A syntactic expletive (abbreviated EXPL) is a form of expletive: a word that in itself contributes nothing to the semantic meaning of a sentence, yet does perform a syntactic role. Expletive subjects in the form of dummy pronouns are part of the grammar of many non-pro-drop languages such as English, whose clauses normally require overt provision of subject even when the subject can be pragmatically inferred. (For an alternative theory considering expletives like there as a dummy predicate rather than a dummy subject based on the analysis of the copula see Moro 1997). Consider this example:
Following the eighteenth-century conception of pronoun, Bishop Robert Lowth objected that since "it" is a pronoun, it should have an antecedent. Since it cannot function without an antecedent in Latin, Lowth declared the usage to be incorrect in English. It is possible to rephrase such sentences omitting the syntactic expletive "it," for example:
Since subject pronouns are not used in Latin except for emphasis, neither are expletive pronouns and the problem does not arise. For example, the Latin equivalent of it is necessary that you [do something], oportet tibi, translates to 'necessitates to you'.
Since English syntax and Latin syntax are not the same, the sentence was and is fully acceptable to native speakers of English and thus was and is widely considered to be proper grammar. It has no meaning here; it merely serves as a dummy subject. (It is sometimes called preparatory it or prep it, or a dummy pronoun.)

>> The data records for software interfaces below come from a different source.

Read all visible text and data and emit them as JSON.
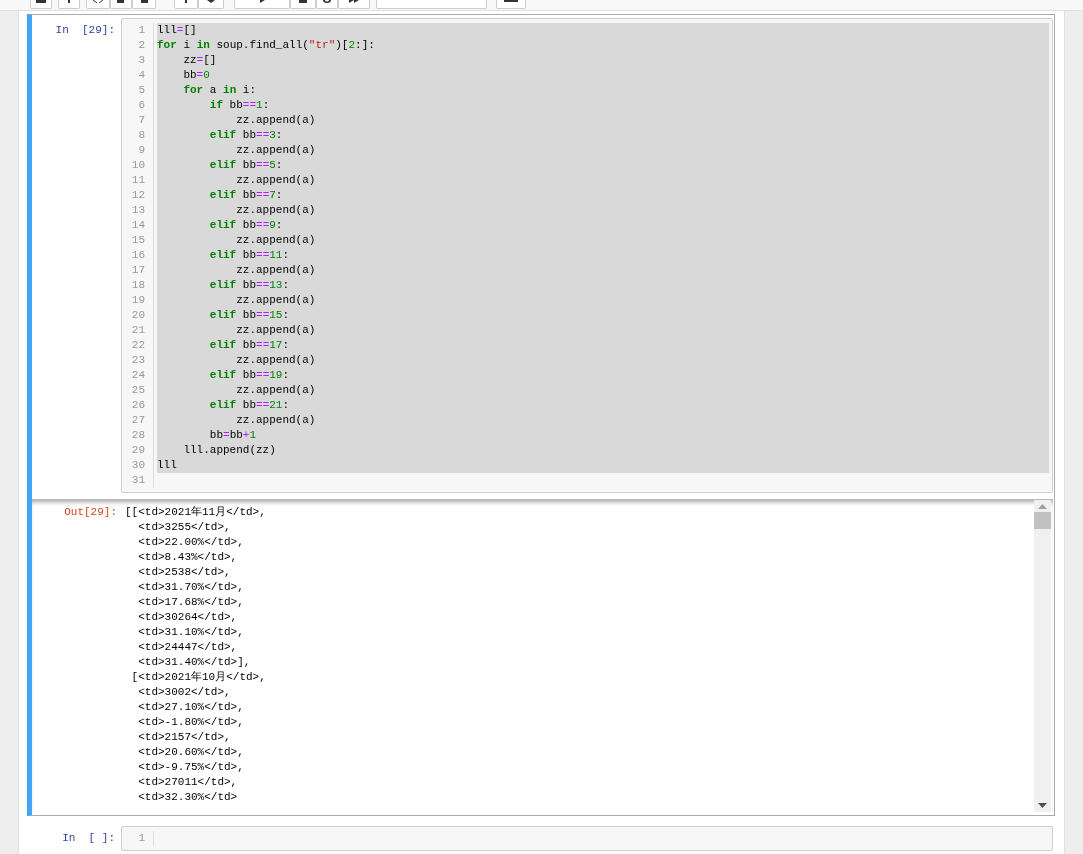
{
  "cells": [
    {
      "kind": "code",
      "prompt": "In  [29]:",
      "active": true,
      "lines": [
        {
          "no": "1",
          "selected": true,
          "tokens": [
            {
              "kind": "plain",
              "t": "lll"
            },
            {
              "kind": "op",
              "t": "="
            },
            {
              "kind": "plain",
              "t": "[]"
            }
          ]
        },
        {
          "no": "2",
          "selected": true,
          "tokens": [
            {
              "kind": "kw",
              "t": "for"
            },
            {
              "kind": "plain",
              "t": " i "
            },
            {
              "kind": "kw",
              "t": "in"
            },
            {
              "kind": "plain",
              "t": " soup.find_all("
            },
            {
              "kind": "str",
              "t": "\"tr\""
            },
            {
              "kind": "plain",
              "t": ")["
            },
            {
              "kind": "num",
              "t": "2"
            },
            {
              "kind": "plain",
              "t": ":]:"
            }
          ]
        },
        {
          "no": "3",
          "selected": true,
          "tokens": [
            {
              "kind": "plain",
              "t": "    zz"
            },
            {
              "kind": "op",
              "t": "="
            },
            {
              "kind": "plain",
              "t": "[]"
            }
          ]
        },
        {
          "no": "4",
          "selected": true,
          "tokens": [
            {
              "kind": "plain",
              "t": "    bb"
            },
            {
              "kind": "op",
              "t": "="
            },
            {
              "kind": "num",
              "t": "0"
            }
          ]
        },
        {
          "no": "5",
          "selected": true,
          "tokens": [
            {
              "kind": "kw",
              "t": "    for"
            },
            {
              "kind": "plain",
              "t": " a "
            },
            {
              "kind": "kw",
              "t": "in"
            },
            {
              "kind": "plain",
              "t": " i:"
            }
          ]
        },
        {
          "no": "6",
          "selected": true,
          "tokens": [
            {
              "kind": "kw",
              "t": "        if"
            },
            {
              "kind": "plain",
              "t": " bb"
            },
            {
              "kind": "op",
              "t": "=="
            },
            {
              "kind": "num",
              "t": "1"
            },
            {
              "kind": "plain",
              "t": ":"
            }
          ]
        },
        {
          "no": "7",
          "selected": true,
          "tokens": [
            {
              "kind": "plain",
              "t": "            zz.append(a)"
            }
          ]
        },
        {
          "no": "8",
          "selected": true,
          "tokens": [
            {
              "kind": "kw",
              "t": "        elif"
            },
            {
              "kind": "plain",
              "t": " bb"
            },
            {
              "kind": "op",
              "t": "=="
            },
            {
              "kind": "num",
              "t": "3"
            },
            {
              "kind": "plain",
              "t": ":"
            }
          ]
        },
        {
          "no": "9",
          "selected": true,
          "tokens": [
            {
              "kind": "plain",
              "t": "            zz.append(a)"
            }
          ]
        },
        {
          "no": "10",
          "selected": true,
          "tokens": [
            {
              "kind": "kw",
              "t": "        elif"
            },
            {
              "kind": "plain",
              "t": " bb"
            },
            {
              "kind": "op",
              "t": "=="
            },
            {
              "kind": "num",
              "t": "5"
            },
            {
              "kind": "plain",
              "t": ":"
            }
          ]
        },
        {
          "no": "11",
          "selected": true,
          "tokens": [
            {
              "kind": "plain",
              "t": "            zz.append(a)"
            }
          ]
        },
        {
          "no": "12",
          "selected": true,
          "tokens": [
            {
              "kind": "kw",
              "t": "        elif"
            },
            {
              "kind": "plain",
              "t": " bb"
            },
            {
              "kind": "op",
              "t": "=="
            },
            {
              "kind": "num",
              "t": "7"
            },
            {
              "kind": "plain",
              "t": ":"
            }
          ]
        },
        {
          "no": "13",
          "selected": true,
          "tokens": [
            {
              "kind": "plain",
              "t": "            zz.append(a)"
            }
          ]
        },
        {
          "no": "14",
          "selected": true,
          "tokens": [
            {
              "kind": "kw",
              "t": "        elif"
            },
            {
              "kind": "plain",
              "t": " bb"
            },
            {
              "kind": "op",
              "t": "=="
            },
            {
              "kind": "num",
              "t": "9"
            },
            {
              "kind": "plain",
              "t": ":"
            }
          ]
        },
        {
          "no": "15",
          "selected": true,
          "tokens": [
            {
              "kind": "plain",
              "t": "            zz.append(a)"
            }
          ]
        },
        {
          "no": "16",
          "selected": true,
          "tokens": [
            {
              "kind": "kw",
              "t": "        elif"
            },
            {
              "kind": "plain",
              "t": " bb"
            },
            {
              "kind": "op",
              "t": "=="
            },
            {
              "kind": "num",
              "t": "11"
            },
            {
              "kind": "plain",
              "t": ":"
            }
          ]
        },
        {
          "no": "17",
          "selected": true,
          "tokens": [
            {
              "kind": "plain",
              "t": "            zz.append(a)"
            }
          ]
        },
        {
          "no": "18",
          "selected": true,
          "tokens": [
            {
              "kind": "kw",
              "t": "        elif"
            },
            {
              "kind": "plain",
              "t": " bb"
            },
            {
              "kind": "op",
              "t": "=="
            },
            {
              "kind": "num",
              "t": "13"
            },
            {
              "kind": "plain",
              "t": ":"
            }
          ]
        },
        {
          "no": "19",
          "selected": true,
          "tokens": [
            {
              "kind": "plain",
              "t": "            zz.append(a)"
            }
          ]
        },
        {
          "no": "20",
          "selected": true,
          "tokens": [
            {
              "kind": "kw",
              "t": "        elif"
            },
            {
              "kind": "plain",
              "t": " bb"
            },
            {
              "kind": "op",
              "t": "=="
            },
            {
              "kind": "num",
              "t": "15"
            },
            {
              "kind": "plain",
              "t": ":"
            }
          ]
        },
        {
          "no": "21",
          "selected": true,
          "tokens": [
            {
              "kind": "plain",
              "t": "            zz.append(a)"
            }
          ]
        },
        {
          "no": "22",
          "selected": true,
          "tokens": [
            {
              "kind": "kw",
              "t": "        elif"
            },
            {
              "kind": "plain",
              "t": " bb"
            },
            {
              "kind": "op",
              "t": "=="
            },
            {
              "kind": "num",
              "t": "17"
            },
            {
              "kind": "plain",
              "t": ":"
            }
          ]
        },
        {
          "no": "23",
          "selected": true,
          "tokens": [
            {
              "kind": "plain",
              "t": "            zz.append(a)"
            }
          ]
        },
        {
          "no": "24",
          "selected": true,
          "tokens": [
            {
              "kind": "kw",
              "t": "        elif"
            },
            {
              "kind": "plain",
              "t": " bb"
            },
            {
              "kind": "op",
              "t": "=="
            },
            {
              "kind": "num",
              "t": "19"
            },
            {
              "kind": "plain",
              "t": ":"
            }
          ]
        },
        {
          "no": "25",
          "selected": true,
          "tokens": [
            {
              "kind": "plain",
              "t": "            zz.append(a)"
            }
          ]
        },
        {
          "no": "26",
          "selected": true,
          "tokens": [
            {
              "kind": "kw",
              "t": "        elif"
            },
            {
              "kind": "plain",
              "t": " bb"
            },
            {
              "kind": "op",
              "t": "=="
            },
            {
              "kind": "num",
              "t": "21"
            },
            {
              "kind": "plain",
              "t": ":"
            }
          ]
        },
        {
          "no": "27",
          "selected": true,
          "tokens": [
            {
              "kind": "plain",
              "t": "            zz.append(a)"
            }
          ]
        },
        {
          "no": "28",
          "selected": true,
          "tokens": [
            {
              "kind": "plain",
              "t": "        bb"
            },
            {
              "kind": "op",
              "t": "="
            },
            {
              "kind": "plain",
              "t": "bb"
            },
            {
              "kind": "op",
              "t": "+"
            },
            {
              "kind": "num",
              "t": "1"
            }
          ]
        },
        {
          "no": "29",
          "selected": true,
          "tokens": [
            {
              "kind": "plain",
              "t": "    lll.append(zz)"
            }
          ]
        },
        {
          "no": "30",
          "selected": true,
          "tokens": [
            {
              "kind": "plain",
              "t": "lll"
            }
          ]
        },
        {
          "no": "31",
          "selected": false
        }
      ],
      "output": {
        "prompt": "Out[29]:",
        "lines": [
          "[[<td>2021年11月</td>,",
          "  <td>3255</td>,",
          "  <td>22.00%</td>,",
          "  <td>8.43%</td>,",
          "  <td>2538</td>,",
          "  <td>31.70%</td>,",
          "  <td>17.68%</td>,",
          "  <td>30264</td>,",
          "  <td>31.10%</td>,",
          "  <td>24447</td>,",
          "  <td>31.40%</td>],",
          " [<td>2021年10月</td>,",
          "  <td>3002</td>,",
          "  <td>27.10%</td>,",
          "  <td>-1.80%</td>,",
          "  <td>2157</td>,",
          "  <td>20.60%</td>,",
          "  <td>-9.75%</td>,",
          "  <td>27011</td>,",
          "  <td>32.30%</td>"
        ]
      }
    },
    {
      "kind": "code",
      "prompt": "In  [ ]:",
      "active": false,
      "lines": [
        {
          "no": "1",
          "selected": false
        }
      ]
    }
  ]
}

Bishop Lowth did not condemn sentences that use there as an expletive, for example:
The nomenclature used for the constituents of sentences such as this is still a matter of some dispute, but there might be the subject, are the copula, and ten desks a predicate nominal.